For each kilogram of heroin base (or re-crystallized heroin base), 6.6 liters of of ethyl alcohol, 6.6 liters of ether, and 225 milliliters of concentrated hydrochloric acid are measured out. The base is dissolved by heating with one-third of the alcohol and one half of the acid. Another one-third of the acid is stirred in. Next, the remaining acid is added slowly, dropwise, until the product is completely converted to the hydrochloride salt. This result may be confirmed either by observing that a drop of solution evaporates on a glass plate leaving no cloudy residue or by placing a drop of solution on Congo red paper, observing it turn the paper blue. Once the conversion is complete, the remaining alcohol is stirred in. Then half of the ether is added, and the mixture is allowed to stand for 15 minutes. As soon as crystals begin to form in the solution, the remaining ether is added at once, stirred, and the the vessel is covered. The mixture becomes nearly solid after an hour. It is then filtered, and the solids are collected on clean filter paper. Wrapped in the paper, the solid is dried on a wooden tray, usually over lime rock, and dried in the sun.
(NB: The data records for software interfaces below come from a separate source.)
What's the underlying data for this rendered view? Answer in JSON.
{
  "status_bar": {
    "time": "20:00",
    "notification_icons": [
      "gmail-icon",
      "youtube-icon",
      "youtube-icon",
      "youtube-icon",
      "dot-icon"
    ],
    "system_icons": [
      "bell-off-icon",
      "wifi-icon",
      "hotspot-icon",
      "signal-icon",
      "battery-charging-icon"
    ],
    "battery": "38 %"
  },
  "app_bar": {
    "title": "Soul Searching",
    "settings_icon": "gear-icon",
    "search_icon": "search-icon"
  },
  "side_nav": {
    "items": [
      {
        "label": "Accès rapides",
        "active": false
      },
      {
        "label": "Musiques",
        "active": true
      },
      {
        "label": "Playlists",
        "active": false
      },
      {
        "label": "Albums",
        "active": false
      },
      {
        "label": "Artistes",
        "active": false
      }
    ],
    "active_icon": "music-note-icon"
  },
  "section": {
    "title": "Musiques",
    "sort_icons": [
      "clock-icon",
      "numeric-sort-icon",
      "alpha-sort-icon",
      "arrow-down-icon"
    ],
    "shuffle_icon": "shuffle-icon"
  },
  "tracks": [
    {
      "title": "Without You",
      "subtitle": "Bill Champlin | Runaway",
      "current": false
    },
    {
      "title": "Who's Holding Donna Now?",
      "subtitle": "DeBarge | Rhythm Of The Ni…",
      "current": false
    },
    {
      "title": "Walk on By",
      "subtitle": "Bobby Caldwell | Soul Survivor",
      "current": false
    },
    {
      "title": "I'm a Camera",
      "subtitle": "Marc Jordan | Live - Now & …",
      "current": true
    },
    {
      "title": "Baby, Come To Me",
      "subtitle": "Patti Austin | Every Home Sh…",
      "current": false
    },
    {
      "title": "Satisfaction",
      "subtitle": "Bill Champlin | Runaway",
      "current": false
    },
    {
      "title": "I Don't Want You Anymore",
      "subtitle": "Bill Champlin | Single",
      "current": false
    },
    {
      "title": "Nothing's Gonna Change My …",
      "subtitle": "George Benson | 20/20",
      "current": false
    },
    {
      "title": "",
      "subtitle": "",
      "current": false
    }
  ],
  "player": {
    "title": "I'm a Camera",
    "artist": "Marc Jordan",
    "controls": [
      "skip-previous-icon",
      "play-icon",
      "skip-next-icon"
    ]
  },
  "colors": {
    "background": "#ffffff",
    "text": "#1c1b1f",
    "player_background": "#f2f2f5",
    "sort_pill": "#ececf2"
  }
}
The fully dried product, heroin hydrochloride, is a fine white powder, ready for packing and shipping.
 The Supply of Illicit Drugs to the United States: National Narcotics Intelligence Consumers Committee 1995. Drug Enforcement Administration, August 1996.
 Report of the International Narcotics Control Board for 1996. International Narcotics Control Board, E/INCB/1996/1, United Nations Publication, 1996
 Constantine, Thomas A. The Threat of Heroin to the United States. Statement Before the House Subcommittee on National Security, International Affairs and Criminal Justice Committee on Government Reform and Oversight, September 19, 1996.
 Claus, E.P., Tyler, E.T., Brady, L.R. Pharmacognosy (6th ed.), 1970. (Lea & Febiger: Philadelphia).
 Opium Poppy and Heroin Cultivation in Southeast Asia. Drug Enforcement Administration, Intelligence Division, Sept, 1993. (DEA - 92004)
 Soine, W.H. Clandestine drug synthesis. Medicinal Research Reviews. 6:1 (1986), pp. 41-74.
 Sharghi, N. & Lalezari, I. Papaver bracteatum Lindl., a highly rich source of thebaine. Nature, (March 25, 1967), p. 1244
 Narayanaswami, K. "Parameters for determining the origin of illicit heroin samples". Bulletin on Narcotics, 37:1 (1985), pp. 49-62
 ONeil, P.J., Baker, P.B. & Gough, T.A. Illicitly imported heroin products: Some physical and chemical features indicative of their origin. Journal of Forensic Sciences, 29:3 (1984), pp. 889-902.
 ONeil, P.J. & Pitts, J.E. Illicitly imported heroin products (1984-1989): Some physical and chemical features indicative of their origin. Journal of Pharmacy and Pharmacology, 44 (1992), pp. 1-6
 Baker, P.B. & Gough, T.A. The separation and quantitation of the narcotic components of illicit heroin using reverse-phase high performance liquid chromatography, Journal of Chromatographic Sciencehttps://cdn.preterhuman.net/texts/drugs/Heroin%20Manufacture.txt